Laurence Geller, the blunt-talking British chief executive of Strategic Hotels & Resorts, plans to literally spruce up the facade of the InterContinental Chicago hotel on North Michigan Avenue with a 9,800-sf living green wall.
The wall, which requires City Council approval, would be covered in thousands of plants growing year-round in concealed trays hung perpendicular to the wall. It would be the largest wall of its kind in North America and one of a handful in Chicago, according to Geller and Anne Roberts, the local landscape designer he has hired to build it.
"Unless you start glamoring this thing up, it will never look iconic," Geller said of the two-tower hotel, which Chicago-based Strategic owns. The green wall "will make this North Tower disappear."
Why, I asked, was that tower built with so few windows?
"Because it was built stupidly — cheaply and stupidly some 30-odd-years ago," Geller said. "I don't know what was in anyone's head."
Ald. Brendan Reilly, whose ward includes North Michigan Avenue, said he would introduce an ordinance authorizing the wall and other improvements to the hotel's exterior — awnings, a larger patio to the north, additional lighting — as early as July. The wall will wrap around about 10 of the North Tower's 26 stories and will be lit at night.
"I can't image this will be considered controversial," Reilly said. "Otherwise, it is a pretty unattractive blank wall."
If the council approves the project, Geller expects the frame will be finished this winter and the plants hung by spring. He estimates all of the improvements will cost $2 million to $3 million and hopes the wall will draw more customers.
"We're going to do it because it's right, and we may make a lot of money," he said. "All I need is a quarter-point (more) of market share to get a 20 percent return. And if I don't get it, I don't get it, but at least I'll have made the building better."
Chicago is known for its green roofs but has few green walls, a trend that began in the late 1980s in France. Like green roofs, living walls scrub the air and provide insulation, thereby lowering electricity costs.
But Geller said his water bill likely will increase. Roberts is going to try to water the wall with rain collected on the InterContinental's roof, but she admitted it would not meet all of the garden's needs.
The scarcity of green walls here, experts say, is due to cost and climate. The new Rivers Casino in Des Plaines has a small indoor one, and the Chicago Botanic Garden's new children's garden has four outdoor walls that cover about 670 square feet total.
The far larger project Geller envisions was once thought impossible in Chicago.

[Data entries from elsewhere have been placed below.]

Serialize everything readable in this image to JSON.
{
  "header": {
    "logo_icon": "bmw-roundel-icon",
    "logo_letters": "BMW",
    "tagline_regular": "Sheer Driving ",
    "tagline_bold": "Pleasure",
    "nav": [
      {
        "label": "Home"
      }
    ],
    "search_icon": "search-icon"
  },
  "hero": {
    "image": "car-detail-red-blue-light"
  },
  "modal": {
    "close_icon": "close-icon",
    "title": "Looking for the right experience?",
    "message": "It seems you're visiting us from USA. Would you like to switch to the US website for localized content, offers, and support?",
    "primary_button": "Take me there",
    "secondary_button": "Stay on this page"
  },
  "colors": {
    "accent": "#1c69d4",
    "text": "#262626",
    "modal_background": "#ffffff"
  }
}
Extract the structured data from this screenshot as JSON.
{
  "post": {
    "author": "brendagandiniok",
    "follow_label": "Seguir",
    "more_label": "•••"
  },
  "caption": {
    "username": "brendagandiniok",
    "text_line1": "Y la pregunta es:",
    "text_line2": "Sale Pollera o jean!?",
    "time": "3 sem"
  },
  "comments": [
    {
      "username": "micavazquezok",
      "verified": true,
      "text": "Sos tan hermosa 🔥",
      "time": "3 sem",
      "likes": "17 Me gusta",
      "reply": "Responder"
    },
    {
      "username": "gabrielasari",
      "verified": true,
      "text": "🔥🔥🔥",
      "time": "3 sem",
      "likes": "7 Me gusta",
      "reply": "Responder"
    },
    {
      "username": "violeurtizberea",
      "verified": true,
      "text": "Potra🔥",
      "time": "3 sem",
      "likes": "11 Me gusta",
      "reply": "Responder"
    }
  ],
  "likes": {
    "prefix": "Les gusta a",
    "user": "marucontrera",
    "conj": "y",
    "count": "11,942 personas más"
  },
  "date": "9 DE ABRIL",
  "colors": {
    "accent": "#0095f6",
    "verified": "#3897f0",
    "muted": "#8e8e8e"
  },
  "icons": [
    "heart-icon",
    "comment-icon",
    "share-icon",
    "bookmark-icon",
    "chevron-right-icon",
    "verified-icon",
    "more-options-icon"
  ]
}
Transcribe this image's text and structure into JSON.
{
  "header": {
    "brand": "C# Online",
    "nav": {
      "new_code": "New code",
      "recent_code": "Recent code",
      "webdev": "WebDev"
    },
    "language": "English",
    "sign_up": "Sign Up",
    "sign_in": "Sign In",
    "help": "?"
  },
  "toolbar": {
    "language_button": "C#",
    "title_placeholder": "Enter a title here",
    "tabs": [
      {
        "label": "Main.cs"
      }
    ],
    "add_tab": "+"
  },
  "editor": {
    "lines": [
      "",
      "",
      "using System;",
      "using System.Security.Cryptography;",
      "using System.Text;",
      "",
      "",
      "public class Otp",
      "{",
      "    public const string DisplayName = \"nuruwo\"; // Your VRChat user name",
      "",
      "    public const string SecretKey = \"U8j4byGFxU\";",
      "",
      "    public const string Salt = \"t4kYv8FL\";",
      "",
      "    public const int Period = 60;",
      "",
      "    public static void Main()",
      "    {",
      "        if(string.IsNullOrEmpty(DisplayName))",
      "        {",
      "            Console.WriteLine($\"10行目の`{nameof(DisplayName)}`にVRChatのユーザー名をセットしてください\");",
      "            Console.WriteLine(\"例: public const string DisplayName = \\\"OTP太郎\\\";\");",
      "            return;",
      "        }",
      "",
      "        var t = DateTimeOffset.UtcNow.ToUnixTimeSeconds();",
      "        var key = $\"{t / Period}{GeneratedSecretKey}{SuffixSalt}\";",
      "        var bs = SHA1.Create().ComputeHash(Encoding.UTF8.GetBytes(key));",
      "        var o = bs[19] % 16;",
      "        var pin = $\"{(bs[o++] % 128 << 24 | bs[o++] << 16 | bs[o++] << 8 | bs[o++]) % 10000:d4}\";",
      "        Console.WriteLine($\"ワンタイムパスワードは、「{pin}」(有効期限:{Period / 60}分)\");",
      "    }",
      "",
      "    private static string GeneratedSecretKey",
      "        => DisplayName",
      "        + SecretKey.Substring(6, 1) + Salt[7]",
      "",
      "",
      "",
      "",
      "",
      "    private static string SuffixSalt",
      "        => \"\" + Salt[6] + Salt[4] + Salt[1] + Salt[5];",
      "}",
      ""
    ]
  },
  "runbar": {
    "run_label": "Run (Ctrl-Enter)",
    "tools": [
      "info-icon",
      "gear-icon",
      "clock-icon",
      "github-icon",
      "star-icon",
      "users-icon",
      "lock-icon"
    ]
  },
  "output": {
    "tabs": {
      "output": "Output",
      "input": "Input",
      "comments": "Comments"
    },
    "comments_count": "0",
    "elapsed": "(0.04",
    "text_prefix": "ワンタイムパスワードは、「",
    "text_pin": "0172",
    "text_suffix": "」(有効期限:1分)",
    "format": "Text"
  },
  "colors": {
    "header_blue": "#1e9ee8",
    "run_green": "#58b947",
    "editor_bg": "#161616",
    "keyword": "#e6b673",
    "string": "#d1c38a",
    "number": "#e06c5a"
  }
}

"At one time, way back at the beginning of Millennium Park, we considered a Jeff Koons-style puppy made of plants," said Donna La Pietra, the head of Millennium Park Inc., the park's fundraising arm. "The first question we had was, 'Are you sure?' The next was, 'What's going to happen in the winter?' That has always been the thorny question. What kinds of materials can one use? But for almost every challenge that gets raised in the Midwest about plant materials, someone finds a solution. Now we have much more tolerant plants."
Roberts, who has never constructed a green wall, has yet to finalize the hybrids she will use but said evergreens and native plants will be part of the mix. She is working with Rochester, N.Y.-based Green Living Technologies International, which has experience and built the walls at the botanic garden.
Before hanging the plants, Roberts will grow them indoors and slowly rotate them over several months to a 90-degree angle.
"They have to be oriented to that condition before they're put on the wall," she said.
Roberts and her team will control the wall's plastic irrigation system from an off-site computer. When the temperature dips below freezing, the system will be drained. Maintenance will be necessary two to three times per year and done in a similar manner to window-washing. Workers will dangle from the roof to trim and replace plants.
"This is horticulture to the 100th degree," Roberts said. "It's infinitely much harder to figure out what's going to grow on a wall. And this wall will face west, meaning very, very hot in the summer, and is near the lake, meaning high winds."
Geller said the first year will be "trial and error and effort" — "we'll over-irrigate and kill some (plants)," he warned. But if it succeeds, he believes tourists will flock to photograph it and that will propel more business.
"I think Michigan Avenue is old-fashioned in the way its retailing is," said Geller, who praised only the Crate & Barrel store and a Burberry store that is under construction. "Unless architecture meets retailing, retailing will never be successful."
A bolder Michigan Avenue would attract more tourists, and, he added, "I'd make more money." +